Success Stories

Case Studies

Finance – LEI

The Legal Entity Identifier project (LEI) is one of the largest finance industry projects in the world.

A long term goal of the project is to develop a consistent and integrated view of a legal entity, a company or institution’s exposure worldwide. In order to succeed regulators need to overcome the obstacle of aggregating and sharing information effectively across borders.

The Client

The LEI project was created by the Financial Stability Board (FSB) in response to a call from the leaders of the G20 countries to proceed with development of a “unique identification system for parties to financial transactions”.

The Bank of England asked if OBASHI Ltd. would join the Legal Entity Identifier project as advisers to the G20 and Financial Stability Board as part of the Data Operations and Governance & Legal teams.

The FSB pulled together global experts with backgrounds in financial systems, risk management, banking, trading and legal expertise. Our unique insight into data flow, governance and operational risk across a range of industries proved a valuable asset to the project.

The Challenge

The financial crash of 2008 left the finance industry with many major problems. One of these was being able to quantify the amount of risk to which a legal entity, company or institution is exposed. And in a wider context how the aggregation of entities’ individual risks and exposures may impact the economics of nations and the global economy as a whole.

During 2010 the G20 countries and the FSB agreed to fund and develop a global LEI system whereby all entities that perform a financial trade would be allocated a unique 22 character alpha numeric identifier. Allocation of this Identifier must occur before any trading can commence, and following an exhaustive validation and verification process.

These processes would have to be consistent across jurisdictions around the world. The ongoing management of LEI numbers has to be operated on a global scale as entities relocate into new countries.

Given both the huge complexity of the LEI project and the diverse nationalities and backgrounds of participants there was a clear requirement for a visual common language that would enable simple communication during the conceptual and design phases.

The long term vision for the LEI system is to have a Central Operating Unit (COU) and Local Operating Units (LOUs). This would be a multilayered federated system with stringent Cyber Security controls and the ability to manage and process vast quantities of data.

A simple common language was essential to create clarity and enable understanding between the various global domain experts and the FSB/G20 steering groups.

The Project

Using the OBASHI Methodology as a governance framework language, OBASHI Ltd. developed conceptual policy white papers and models for communicating the complex ownership hierarchy relationships that will exist between trading stakeholders and the regulatory authorities.

As part of the project we worked with technical and business professionals to rationalise the design of how the global LEI system could operate and how it would be governed from a dataflow management perspective.

Key design areas for the project centred around the LEI system’s operational processes including information and data assurance, quality control and change control.

The OBASHI Governance Framework Language provided an easy to understand mechanism to contextualise and communicate how all the people, process, assets and dataflows (and their relationships and dependencies) will combine to create LEI operations and the associated governance functions.

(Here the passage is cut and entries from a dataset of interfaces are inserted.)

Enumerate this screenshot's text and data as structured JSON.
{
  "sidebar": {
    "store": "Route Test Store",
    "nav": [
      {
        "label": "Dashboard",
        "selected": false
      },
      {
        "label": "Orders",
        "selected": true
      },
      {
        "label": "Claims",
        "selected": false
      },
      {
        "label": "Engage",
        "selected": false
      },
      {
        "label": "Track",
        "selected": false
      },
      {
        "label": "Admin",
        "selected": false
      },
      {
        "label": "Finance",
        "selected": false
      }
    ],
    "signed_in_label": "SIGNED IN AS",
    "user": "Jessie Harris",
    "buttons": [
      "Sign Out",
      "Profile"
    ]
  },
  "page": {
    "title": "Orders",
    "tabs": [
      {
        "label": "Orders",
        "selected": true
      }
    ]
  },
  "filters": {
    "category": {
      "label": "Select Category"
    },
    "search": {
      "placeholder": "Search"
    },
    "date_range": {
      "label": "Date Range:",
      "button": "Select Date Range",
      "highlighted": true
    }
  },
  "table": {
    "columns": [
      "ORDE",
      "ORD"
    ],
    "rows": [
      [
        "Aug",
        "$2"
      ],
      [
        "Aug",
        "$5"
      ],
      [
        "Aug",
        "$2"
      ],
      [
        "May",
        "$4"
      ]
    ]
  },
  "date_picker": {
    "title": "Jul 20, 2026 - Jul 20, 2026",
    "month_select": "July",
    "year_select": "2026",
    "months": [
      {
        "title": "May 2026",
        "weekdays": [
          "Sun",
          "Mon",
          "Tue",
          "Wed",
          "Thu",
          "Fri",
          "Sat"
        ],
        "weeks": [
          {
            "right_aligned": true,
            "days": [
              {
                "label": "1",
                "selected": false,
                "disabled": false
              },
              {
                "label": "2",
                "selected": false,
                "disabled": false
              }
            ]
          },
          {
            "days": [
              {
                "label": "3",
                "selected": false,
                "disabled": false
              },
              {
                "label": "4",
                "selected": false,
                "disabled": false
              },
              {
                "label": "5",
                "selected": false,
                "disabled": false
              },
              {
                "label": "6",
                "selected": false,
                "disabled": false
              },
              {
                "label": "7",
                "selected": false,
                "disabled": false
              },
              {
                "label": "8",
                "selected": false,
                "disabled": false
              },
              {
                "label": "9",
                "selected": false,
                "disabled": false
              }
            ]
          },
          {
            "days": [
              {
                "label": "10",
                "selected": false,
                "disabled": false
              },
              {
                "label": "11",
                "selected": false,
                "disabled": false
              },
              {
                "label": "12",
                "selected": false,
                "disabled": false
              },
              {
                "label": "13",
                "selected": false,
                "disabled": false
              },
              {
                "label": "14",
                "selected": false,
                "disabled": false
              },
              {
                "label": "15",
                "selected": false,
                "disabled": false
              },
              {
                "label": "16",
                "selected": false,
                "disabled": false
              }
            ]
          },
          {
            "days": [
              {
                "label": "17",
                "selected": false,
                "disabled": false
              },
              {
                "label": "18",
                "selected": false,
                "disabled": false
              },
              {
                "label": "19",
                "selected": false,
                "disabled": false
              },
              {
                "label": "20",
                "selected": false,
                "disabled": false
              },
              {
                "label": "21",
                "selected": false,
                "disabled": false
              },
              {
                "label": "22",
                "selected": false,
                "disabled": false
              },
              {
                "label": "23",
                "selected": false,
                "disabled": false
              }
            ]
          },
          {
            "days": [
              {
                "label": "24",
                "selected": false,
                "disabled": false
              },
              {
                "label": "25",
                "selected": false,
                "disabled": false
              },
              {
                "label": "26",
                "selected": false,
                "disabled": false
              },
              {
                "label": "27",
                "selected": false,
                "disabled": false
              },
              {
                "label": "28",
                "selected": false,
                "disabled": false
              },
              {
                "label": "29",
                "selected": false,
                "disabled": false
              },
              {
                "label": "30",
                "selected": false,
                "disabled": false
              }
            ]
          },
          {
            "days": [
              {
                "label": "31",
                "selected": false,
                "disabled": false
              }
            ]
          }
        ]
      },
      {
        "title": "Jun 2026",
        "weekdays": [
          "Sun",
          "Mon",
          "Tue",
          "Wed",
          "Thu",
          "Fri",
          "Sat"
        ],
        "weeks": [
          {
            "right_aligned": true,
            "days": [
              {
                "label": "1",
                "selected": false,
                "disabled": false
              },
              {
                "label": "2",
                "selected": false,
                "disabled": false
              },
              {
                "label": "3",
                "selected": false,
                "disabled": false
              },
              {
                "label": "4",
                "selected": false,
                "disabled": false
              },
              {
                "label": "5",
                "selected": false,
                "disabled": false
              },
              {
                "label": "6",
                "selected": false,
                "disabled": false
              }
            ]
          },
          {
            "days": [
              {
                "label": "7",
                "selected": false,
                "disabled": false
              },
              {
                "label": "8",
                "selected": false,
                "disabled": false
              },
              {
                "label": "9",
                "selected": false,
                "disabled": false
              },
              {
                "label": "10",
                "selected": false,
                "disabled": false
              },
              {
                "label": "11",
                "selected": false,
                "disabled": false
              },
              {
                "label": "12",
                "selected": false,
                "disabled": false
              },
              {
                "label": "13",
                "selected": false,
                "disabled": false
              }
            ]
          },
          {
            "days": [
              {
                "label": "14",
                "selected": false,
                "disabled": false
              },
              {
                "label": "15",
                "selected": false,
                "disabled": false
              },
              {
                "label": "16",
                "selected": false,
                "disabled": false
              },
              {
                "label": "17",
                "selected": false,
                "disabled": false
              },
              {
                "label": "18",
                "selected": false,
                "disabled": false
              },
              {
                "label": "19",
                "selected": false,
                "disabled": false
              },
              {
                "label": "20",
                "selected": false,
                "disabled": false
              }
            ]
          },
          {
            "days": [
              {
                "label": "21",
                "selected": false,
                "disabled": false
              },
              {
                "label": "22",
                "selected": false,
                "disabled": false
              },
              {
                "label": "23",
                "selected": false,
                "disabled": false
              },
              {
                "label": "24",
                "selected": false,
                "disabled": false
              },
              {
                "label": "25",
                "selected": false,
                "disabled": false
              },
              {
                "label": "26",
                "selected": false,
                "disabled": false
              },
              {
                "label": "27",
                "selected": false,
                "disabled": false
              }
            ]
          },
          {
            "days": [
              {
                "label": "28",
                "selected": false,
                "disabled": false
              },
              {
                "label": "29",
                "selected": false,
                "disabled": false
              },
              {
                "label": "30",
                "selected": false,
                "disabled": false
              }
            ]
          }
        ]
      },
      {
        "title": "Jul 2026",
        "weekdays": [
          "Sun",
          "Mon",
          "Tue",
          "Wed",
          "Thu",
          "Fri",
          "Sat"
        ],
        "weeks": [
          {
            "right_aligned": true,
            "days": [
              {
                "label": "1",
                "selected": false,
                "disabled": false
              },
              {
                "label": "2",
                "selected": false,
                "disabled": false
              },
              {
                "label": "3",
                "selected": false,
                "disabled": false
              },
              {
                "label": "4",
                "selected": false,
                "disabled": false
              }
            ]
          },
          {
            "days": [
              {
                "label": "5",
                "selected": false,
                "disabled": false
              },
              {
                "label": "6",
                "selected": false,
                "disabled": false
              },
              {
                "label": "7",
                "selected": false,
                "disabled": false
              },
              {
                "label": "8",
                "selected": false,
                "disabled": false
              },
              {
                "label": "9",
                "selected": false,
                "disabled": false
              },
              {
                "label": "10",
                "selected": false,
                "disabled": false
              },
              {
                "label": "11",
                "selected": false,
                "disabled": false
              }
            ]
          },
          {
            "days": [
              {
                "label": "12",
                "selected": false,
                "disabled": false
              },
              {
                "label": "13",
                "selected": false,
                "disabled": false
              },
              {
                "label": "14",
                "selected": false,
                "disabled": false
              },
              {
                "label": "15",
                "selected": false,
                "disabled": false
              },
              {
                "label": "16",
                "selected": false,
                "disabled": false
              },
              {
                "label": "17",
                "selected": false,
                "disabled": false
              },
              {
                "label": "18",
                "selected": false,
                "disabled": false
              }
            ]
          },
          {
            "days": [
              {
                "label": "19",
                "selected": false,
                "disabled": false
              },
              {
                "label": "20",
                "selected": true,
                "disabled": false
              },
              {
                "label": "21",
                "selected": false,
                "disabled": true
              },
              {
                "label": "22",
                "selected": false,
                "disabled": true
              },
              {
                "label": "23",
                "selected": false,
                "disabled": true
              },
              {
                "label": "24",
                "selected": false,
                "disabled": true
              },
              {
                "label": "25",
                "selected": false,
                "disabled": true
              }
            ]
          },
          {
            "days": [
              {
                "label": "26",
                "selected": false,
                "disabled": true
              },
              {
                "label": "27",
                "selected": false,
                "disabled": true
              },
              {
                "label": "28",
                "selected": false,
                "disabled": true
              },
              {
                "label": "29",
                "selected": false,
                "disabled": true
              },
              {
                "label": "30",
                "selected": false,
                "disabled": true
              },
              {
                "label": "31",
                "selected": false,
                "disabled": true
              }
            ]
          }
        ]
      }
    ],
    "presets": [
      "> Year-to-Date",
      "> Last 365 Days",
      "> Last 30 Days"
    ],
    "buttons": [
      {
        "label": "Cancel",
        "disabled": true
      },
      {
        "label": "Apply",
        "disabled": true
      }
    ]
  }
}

The Next Steps

The LEI project is on-going, and after over three years in existence it has recently appointed a board and CEO.

The next major challenge facing the LEI project is the detailed design phase of the LEI system.

OBASHI has used The OBASHI Methodology as a Governance Framework Language to map out the LEI allocation, validation and verification processes for different jurisdictions around the world. This has helped bring clarity to the numerous ways that different countries operate to carry out the same processes, allowing us to highlight a common best practice.

We continue to help and advise the LEI to define best practice around dataflow quality, assurance and integrity as more countries come on board and the project moves through its development phases.


LEI Case Study.pdf


  • Legal Entity Identifier – One of the largest financial project in the world
  • Developed a governance framework language using OBASHI
  • Conceptual – allocation, validation and verification processes modelled using OBASHI
  • OBASHI diagrams developed and used across multiple countries
  • Ownership hierarchies and associated risk modelled